[Dataset rows describing interfaces]
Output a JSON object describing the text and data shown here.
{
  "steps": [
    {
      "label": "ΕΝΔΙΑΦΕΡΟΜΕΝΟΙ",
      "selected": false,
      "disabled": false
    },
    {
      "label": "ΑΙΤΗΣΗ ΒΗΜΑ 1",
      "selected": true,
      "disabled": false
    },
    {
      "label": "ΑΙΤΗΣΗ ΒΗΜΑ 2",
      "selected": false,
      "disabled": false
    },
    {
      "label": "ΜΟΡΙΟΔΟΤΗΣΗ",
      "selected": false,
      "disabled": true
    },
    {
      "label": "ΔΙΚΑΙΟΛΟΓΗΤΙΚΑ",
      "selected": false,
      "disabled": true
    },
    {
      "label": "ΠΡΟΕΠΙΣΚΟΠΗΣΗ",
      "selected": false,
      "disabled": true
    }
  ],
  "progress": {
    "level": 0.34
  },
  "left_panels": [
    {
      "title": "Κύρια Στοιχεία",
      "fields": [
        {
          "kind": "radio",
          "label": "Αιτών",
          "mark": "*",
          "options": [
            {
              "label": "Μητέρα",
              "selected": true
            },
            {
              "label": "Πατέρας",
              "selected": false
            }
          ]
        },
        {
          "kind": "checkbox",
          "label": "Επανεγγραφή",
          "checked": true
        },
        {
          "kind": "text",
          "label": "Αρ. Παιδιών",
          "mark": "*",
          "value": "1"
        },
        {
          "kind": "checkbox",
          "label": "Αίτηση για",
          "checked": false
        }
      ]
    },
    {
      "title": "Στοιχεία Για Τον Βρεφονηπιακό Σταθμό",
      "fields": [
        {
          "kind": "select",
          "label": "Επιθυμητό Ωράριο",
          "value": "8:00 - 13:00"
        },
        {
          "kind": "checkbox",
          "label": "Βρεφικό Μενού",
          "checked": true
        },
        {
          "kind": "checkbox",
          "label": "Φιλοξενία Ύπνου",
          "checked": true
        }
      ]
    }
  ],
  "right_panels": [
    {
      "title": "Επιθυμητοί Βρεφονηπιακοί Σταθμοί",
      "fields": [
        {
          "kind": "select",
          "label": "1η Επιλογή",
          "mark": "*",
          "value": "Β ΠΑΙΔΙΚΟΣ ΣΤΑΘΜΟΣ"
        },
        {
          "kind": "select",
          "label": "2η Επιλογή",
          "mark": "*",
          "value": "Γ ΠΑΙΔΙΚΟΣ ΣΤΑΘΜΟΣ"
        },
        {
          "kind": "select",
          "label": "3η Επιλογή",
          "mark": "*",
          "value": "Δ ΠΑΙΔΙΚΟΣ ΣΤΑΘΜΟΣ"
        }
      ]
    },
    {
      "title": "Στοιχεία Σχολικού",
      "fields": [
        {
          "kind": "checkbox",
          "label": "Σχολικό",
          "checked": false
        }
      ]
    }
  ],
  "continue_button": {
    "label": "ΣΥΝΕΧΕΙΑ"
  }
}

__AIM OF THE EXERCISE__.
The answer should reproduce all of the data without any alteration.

__RESULT OF THIS TASK__.
Output a JSON object describing the text and data shown here.
{
  "steps": [
    {
      "label": "ΕΝΔΙΑΦΕΡΟΜΕΝΟΙ",
      "selected": false,
      "disabled": false
    },
    {
      "label": "ΑΙΤΗΣΗ ΒΗΜΑ 1",
      "selected": true,
      "disabled": false
    },
    {
      "label": "ΑΙΤΗΣΗ ΒΗΜΑ 2",
      "selected": false,
      "disabled": false
    },
    {
      "label": "ΜΟΡΙΟΔΟΤΗΣΗ",
      "selected": false,
      "disabled": true
    },
    {
      "label": "ΔΙΚΑΙΟΛΟΓΗΤΙΚΑ",
      "selected": false,
      "disabled": true
    },
    {
      "label": "ΠΡΟΕΠΙΣΚΟΠΗΣΗ",
      "selected": false,
      "disabled": true
    }
  ],
  "progress": {
    "level": 0.34
  },
  "left_panels": [
    {
      "title": "Κύρια Στοιχεία",
      "fields": [
        {
          "kind": "radio",
          "label": "Αιτών",
          "mark": "*",
          "options": [
            {
              "label": "Μητέρα",
              "selected": true
            },
            {
              "label": "Πατέρας",
              "selected": false
            }
          ]
        },
        {
          "kind": "checkbox",
          "label": "Επανεγγραφή",
          "checked": true
        },
        {
          "kind": "text",
          "label": "Αρ. Παιδιών",
          "mark": "*",
          "value": "1"
        },
        {
          "kind": "checkbox",
          "label": "Αίτηση για",
          "checked": false
        }
      ]
    },
    {
      "title": "Στοιχεία Για Τον Βρεφονηπιακό Σταθμό",
      "fields": [
        {
          "kind": "select",
          "label": "Επιθυμητό Ωράριο",
          "value": "8:00 - 13:00"
        },
        {
          "kind": "checkbox",
          "label": "Βρεφικό Μενού",
          "checked": true
        },
        {
          "kind": "checkbox",
          "label": "Φιλοξενία Ύπνου",
          "checked": true
        }
      ]
    }
  ],
  "right_panels": [
    {
      "title": "Επιθυμητοί Βρεφονηπιακοί Σταθμοί",
      "fields": [
        {
          "kind": "select",
          "label": "1η Επιλογή",
          "mark": "*",
          "value": "Β ΠΑΙΔΙΚΟΣ ΣΤΑΘΜΟΣ"
        },
        {
          "kind": "select",
          "label": "2η Επιλογή",
          "mark": "*",
          "value": "Γ ΠΑΙΔΙΚΟΣ ΣΤΑΘΜΟΣ"
        },
        {
          "kind": "select",
          "label": "3η Επιλογή",
          "mark": "*",
          "value": "Δ ΠΑΙΔΙΚΟΣ ΣΤΑΘΜΟΣ"
        }
      ]
    },
    {
      "title": "Στοιχεία Σχολικού",
      "fields": [
        {
          "kind": "checkbox",
          "label": "Σχολικό",
          "checked": false
        }
      ]
    }
  ],
  "continue_button": {
    "label": "ΣΥΝΕΧΕΙΑ"
  }
}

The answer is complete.